What if there really isn’t someone for everyone? Why shouldn’t I be one of the have nots?

No more questions, please. I have enough uncertainty despite decades of experience. To modify a common expression, the more I live, the less I know.

3 comments:

Rick Modien said...

Great post.

Here's the interesting thing. It doesn't matter what you have, or don't have, in your life, you always have lots and lots of the type of questions you ask yourself.

For example, I have the relationship, but I constantly ask myself, what if something happened to Chris? How would I get along without him? Where would I find work, since, unofficially, I've been "retired" since 2007? Who would hire me at the age of 52? What skills do I have that would translate to today's marketplace? (Okay, I have to stop this now before I make myself crazy.)

And, so far, none of these questions has anything to do with my own writing. Don't get me started there.

I know I don't need to tell you this, but here's the only answer there is: Put one foot in front of the other and keep moving.

Oh, and have faith. When we appear to have nothing else, there's always faith--that things will work out, because, in most cases, they always do. Maybe not how we expect them to, but they will.

Hope I helped--even just a little.

(By the way, thanks for sharing your questions. You've just proved to me we're all human.)

The Owl Wood said...

If there is someone for everyone then that makes me someone's someone - in which case I'd like to issue an open letter of apology for my previous lifelong incompetence in the role!

The older I get the MORE I know - about what a twerp I've been in the past. My focus is to remember that, but only so that I can avoid making the same mistakes. The difficulty is in shaking off the regret and the feelings of having cheated myself.

Chin up, draw a line, say bollocks to the universe and, if anyone is searching for that special, middle-aged, ex-idiot, socially-inept spectacular failure who is about to get it right then I'm working hard to be that someone's someone!

Rural Gay said...

Hello, Owl Wood. Thanks for the comment. There is no need to repeat mistakes of the past when there are new ones to experience. Okay, hopefully not! Maybe there is an opportunity to finally get it right. In the meantime, avoid listening to "Somewhere Out There" from the animated film "An American Tail". Is this movie about a mouse looking for love? And I'm assuming Fievel finds it. So the mouse it more evolved than we are?! Ugh. I shall move on...
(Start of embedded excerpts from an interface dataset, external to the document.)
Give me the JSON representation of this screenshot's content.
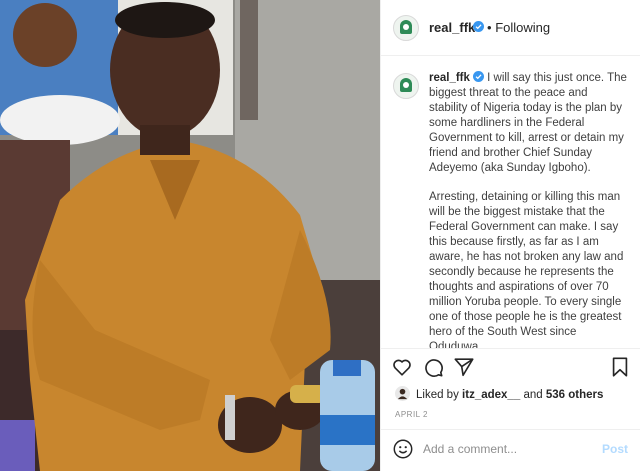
{
  "post": {
    "username": "real_ffk",
    "follow_status": "Following",
    "separator": "•",
    "caption_paragraphs": [
      "I will say this just once. The biggest threat to the peace and stability of Nigeria today is the plan by some hardliners in the Federal Government to kill, arrest or detain my friend and brother Chief Sunday Adeyemo (aka Sunday Igboho).",
      "Arresting, detaining or killing this man will be the biggest mistake that the Federal Government can make. I say this because firstly, as far as I am aware, he has not broken any law and secondly because he represents the thoughts and aspirations of over 70 million Yoruba people. To every single one of those people he is the greatest hero of the South West since Oduduwa."
    ],
    "likes": {
      "prefix": "Liked by",
      "liker": "itz_adex__",
      "joiner": "and",
      "others": "536 others"
    },
    "date": "APRIL 2",
    "comment_placeholder": "Add a comment...",
    "post_button": "Post"
  },
  "icons": {
    "verified": "verified-badge-icon",
    "more": "more-options-icon",
    "like": "heart-icon",
    "comment": "comment-icon",
    "share": "paper-plane-icon",
    "save": "bookmark-icon",
    "emoji": "smiley-icon"
  },
  "colors": {
    "verified_blue": "#3897f0",
    "post_button_disabled": "#b3dbff",
    "secondary_text": "#8e8e8e",
    "robe": "#c8862e"
  }
}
Hi, Rick. Yes, we all have questions at any point in our lives. I, however, feel a heightened sense of angst right now. I am pushing to put questions at the forefront and, while there is often an excitement interwoven with being anxious, sometimes I despair and wonder why I cannot just live the life I've worked toward so far. My need to write this post is similar to what you have recommended on your blog about journaling. Increasingly, I do not feel that I have people in my life to talk to as I would with a partner or a close friend whom I chatted with regularly. In the past week, I reached out to my two closest friends in Vancouver and couldn't get their ear. The one had a toddler taking all her focus (as toddlers do) and the other was too consumed with planning his trip to Vietnam. Just writing my thoughts somewhere helps stop them from spinning repeatedly in my head. I should be fine for a few days!